3 Keys for Coaching "Kids These Days" [ARTICLE]
|3 Keys for Coaching "Kids These Days"|
|By: Cindy Bristow
Provided by: Softball Excellence
It's tough to relate to players that live in a whole different world. Or is it? How to relate to your players in 3 easy steps.
December through February are popular months for coaching clinics and I'm fortunate to speak at a lot of them. One of the more popular topics I've been speaking on is how to coach the modern-day athlete. In other words, how to better understand the players growing up in a world that is totally different than the one most of us coaches grew up in.
Coaching any sport is a relating business. The more you can relate to, and connect with your players, the better coach you'll be.
What makes it difficult to relate to players from an entirely different generation is that your perspectives are different; theirs are current and fresh and ever-changing, while ours are old and stale and in the past.
Like the picture to the right shows, players are thinking in the future while coaches are thinking in the past.
To help bridge that viewpoint-gap, here's a quick look at 3 keys that will help you do a much better job of coaching kids these days – since those are the only kids you'll ever be coaching:
1. Understand - Understanding means you know as much as you can about the subject. It doesn't imply judgment or comparisons, but simply knowing as much as you can. Times constantly change and the more we can really understand the player standing in front of us today instead of comparing them to ourselves back in our day, the better job we'll do of coaching them:
• Their brains are still developing, while ours are finished.
• Their computer files live in the air, while ours live on our computer.
• Their attention span is only 6-8 seconds, while ours is longer.
• They're the first generation that doesn't need adults for their information.
• They've been raised on softball drills, and we were raised playing softball.
• They're spending all their time on their phone, but they don't want us to. Kids ALWAYS want our attention, and they want to matter.
2. Empathize - Empathy is much deeper than understanding. It's actually feeling what the other person feels. Empathy requires a very intense effort to feel what the other person is going through. And because it takes time to know enough about a person to empathize with them, too many coaches overlook this vital step in really connecting with their players:
• If they are younger than 16 they were born after 9/11 happened - which means they know about it, but we actually felt it.
• They've grown up in a world of violence with 60 mass shootings totaling 795 fatalities since 2001, while our violence happened far away in war zones.
• Close to 50% of them feel overwhelming anxiety or depression!
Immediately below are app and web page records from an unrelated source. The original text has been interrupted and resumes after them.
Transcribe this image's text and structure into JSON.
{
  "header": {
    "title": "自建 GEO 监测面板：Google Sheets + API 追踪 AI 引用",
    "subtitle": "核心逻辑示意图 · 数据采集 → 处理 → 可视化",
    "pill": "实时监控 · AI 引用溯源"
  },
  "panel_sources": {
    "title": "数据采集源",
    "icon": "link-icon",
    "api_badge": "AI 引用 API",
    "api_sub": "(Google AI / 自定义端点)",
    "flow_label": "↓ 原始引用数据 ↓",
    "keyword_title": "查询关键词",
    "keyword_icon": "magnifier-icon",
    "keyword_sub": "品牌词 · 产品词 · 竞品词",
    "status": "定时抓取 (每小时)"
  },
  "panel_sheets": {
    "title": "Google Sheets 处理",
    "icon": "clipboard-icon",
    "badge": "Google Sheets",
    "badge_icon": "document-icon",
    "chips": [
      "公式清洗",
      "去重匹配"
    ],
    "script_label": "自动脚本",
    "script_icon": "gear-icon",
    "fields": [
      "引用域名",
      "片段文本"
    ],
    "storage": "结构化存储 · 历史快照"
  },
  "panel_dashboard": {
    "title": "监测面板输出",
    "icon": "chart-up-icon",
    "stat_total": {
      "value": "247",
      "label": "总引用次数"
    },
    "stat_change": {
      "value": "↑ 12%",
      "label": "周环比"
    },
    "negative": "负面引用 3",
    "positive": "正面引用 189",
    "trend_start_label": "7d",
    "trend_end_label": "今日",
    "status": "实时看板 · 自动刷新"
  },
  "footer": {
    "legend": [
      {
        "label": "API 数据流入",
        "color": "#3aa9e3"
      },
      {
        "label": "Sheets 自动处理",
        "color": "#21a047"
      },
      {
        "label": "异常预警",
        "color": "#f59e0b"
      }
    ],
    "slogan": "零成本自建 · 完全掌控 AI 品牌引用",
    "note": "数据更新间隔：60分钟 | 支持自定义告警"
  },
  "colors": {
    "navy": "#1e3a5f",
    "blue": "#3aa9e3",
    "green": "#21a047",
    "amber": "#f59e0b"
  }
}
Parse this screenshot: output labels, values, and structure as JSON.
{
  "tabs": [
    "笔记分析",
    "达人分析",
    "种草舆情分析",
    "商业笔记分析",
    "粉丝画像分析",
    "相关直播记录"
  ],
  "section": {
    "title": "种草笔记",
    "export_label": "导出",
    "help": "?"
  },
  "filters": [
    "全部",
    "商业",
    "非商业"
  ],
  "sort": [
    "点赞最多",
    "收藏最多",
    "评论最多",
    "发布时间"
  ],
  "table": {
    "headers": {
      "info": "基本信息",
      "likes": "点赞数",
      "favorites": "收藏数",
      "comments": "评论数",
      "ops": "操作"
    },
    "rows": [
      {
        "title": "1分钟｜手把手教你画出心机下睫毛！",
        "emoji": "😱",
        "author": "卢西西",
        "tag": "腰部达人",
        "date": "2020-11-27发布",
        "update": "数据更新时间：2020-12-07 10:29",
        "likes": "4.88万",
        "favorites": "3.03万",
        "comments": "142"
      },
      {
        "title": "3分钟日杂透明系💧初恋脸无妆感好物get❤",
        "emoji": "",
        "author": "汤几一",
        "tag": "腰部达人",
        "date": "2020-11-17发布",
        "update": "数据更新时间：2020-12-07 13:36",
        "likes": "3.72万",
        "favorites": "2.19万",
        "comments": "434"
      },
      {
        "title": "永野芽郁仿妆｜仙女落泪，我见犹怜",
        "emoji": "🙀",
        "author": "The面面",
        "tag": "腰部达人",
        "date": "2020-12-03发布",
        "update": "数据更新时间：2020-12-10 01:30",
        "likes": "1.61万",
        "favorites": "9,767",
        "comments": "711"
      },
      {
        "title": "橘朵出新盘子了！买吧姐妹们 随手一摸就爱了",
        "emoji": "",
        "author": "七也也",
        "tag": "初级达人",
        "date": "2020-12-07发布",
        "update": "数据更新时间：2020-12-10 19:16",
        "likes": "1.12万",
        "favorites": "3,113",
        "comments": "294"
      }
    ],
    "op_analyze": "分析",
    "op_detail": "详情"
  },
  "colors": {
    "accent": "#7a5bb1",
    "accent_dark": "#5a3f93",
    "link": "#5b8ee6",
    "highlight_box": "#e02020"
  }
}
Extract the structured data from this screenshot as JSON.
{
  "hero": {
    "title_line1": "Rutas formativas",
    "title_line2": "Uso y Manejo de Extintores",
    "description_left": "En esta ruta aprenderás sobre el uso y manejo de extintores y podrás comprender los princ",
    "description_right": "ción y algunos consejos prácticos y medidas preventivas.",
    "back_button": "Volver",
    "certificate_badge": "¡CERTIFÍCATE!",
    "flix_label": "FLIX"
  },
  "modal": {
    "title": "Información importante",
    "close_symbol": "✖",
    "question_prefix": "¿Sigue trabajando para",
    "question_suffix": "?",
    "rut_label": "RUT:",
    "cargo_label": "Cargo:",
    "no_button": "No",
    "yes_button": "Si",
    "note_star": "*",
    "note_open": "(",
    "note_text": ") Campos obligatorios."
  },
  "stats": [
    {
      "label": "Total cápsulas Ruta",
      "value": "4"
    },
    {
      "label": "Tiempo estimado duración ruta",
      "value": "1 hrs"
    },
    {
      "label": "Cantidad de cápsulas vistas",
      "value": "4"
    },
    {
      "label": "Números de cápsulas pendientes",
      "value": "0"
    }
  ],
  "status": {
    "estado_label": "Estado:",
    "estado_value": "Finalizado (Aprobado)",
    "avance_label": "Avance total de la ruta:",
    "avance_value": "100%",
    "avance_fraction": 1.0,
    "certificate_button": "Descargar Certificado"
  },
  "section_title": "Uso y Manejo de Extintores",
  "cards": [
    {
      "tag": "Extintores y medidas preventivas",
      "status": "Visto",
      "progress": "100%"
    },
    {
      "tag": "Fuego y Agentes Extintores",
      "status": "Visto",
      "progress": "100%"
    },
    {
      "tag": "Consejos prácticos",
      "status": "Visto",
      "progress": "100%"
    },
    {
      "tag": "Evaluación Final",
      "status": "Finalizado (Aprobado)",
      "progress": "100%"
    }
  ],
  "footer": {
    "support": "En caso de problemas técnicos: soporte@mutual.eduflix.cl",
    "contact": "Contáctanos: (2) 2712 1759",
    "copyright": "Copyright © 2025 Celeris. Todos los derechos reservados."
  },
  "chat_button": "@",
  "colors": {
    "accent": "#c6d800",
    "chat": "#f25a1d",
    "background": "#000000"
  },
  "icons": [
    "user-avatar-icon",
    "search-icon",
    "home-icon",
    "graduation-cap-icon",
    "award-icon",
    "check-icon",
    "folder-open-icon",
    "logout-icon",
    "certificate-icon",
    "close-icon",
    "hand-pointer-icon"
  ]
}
• The popular movies of their time are Divergent and Hunger Games – where kids are endangered or killed, while our movies were Ghostbusters and Home Alone.
• Honesty is a huge tool in creating a relationship with your players. I never hesitate to ask them to help me make an idea current, or to let them know if I don't know something. As Daniel Coyle says in his new book The Culture Code, vulnerability is one of the 3 qualities that all outstanding performers possess.
3. Time-Travel - This is the magic that allows older coaches to connect with younger players. Traveling in time is usually thought of as a backward exercise, like traveling back to the middle ages. But I'm talking about traveling forward – throwing your mind into the world of technology and current-day examples.
• Use your iPad at practice to show video of what the player is doing instead of trying to describe it in words.
• Figure out a key word as the focus for each day's practice and then use it in a #hashtag. By the way, they have NO clue what the pound sign means. It's a hashtag to them.
• Have your players use their phone to record a key thing they learned at last practice and replay it for you before today's practice.
Coaching any athlete takes effort, and a huge part of that effort is spent on trying to get them to listen, to be vulnerable and to try their best. Kids in any day are good kids! They want to do well and please the people they care about. Kids in any day have big hearts and kind souls so work harder to find those qualities within each of your players, and not so hard trying to keep the?old days?alive!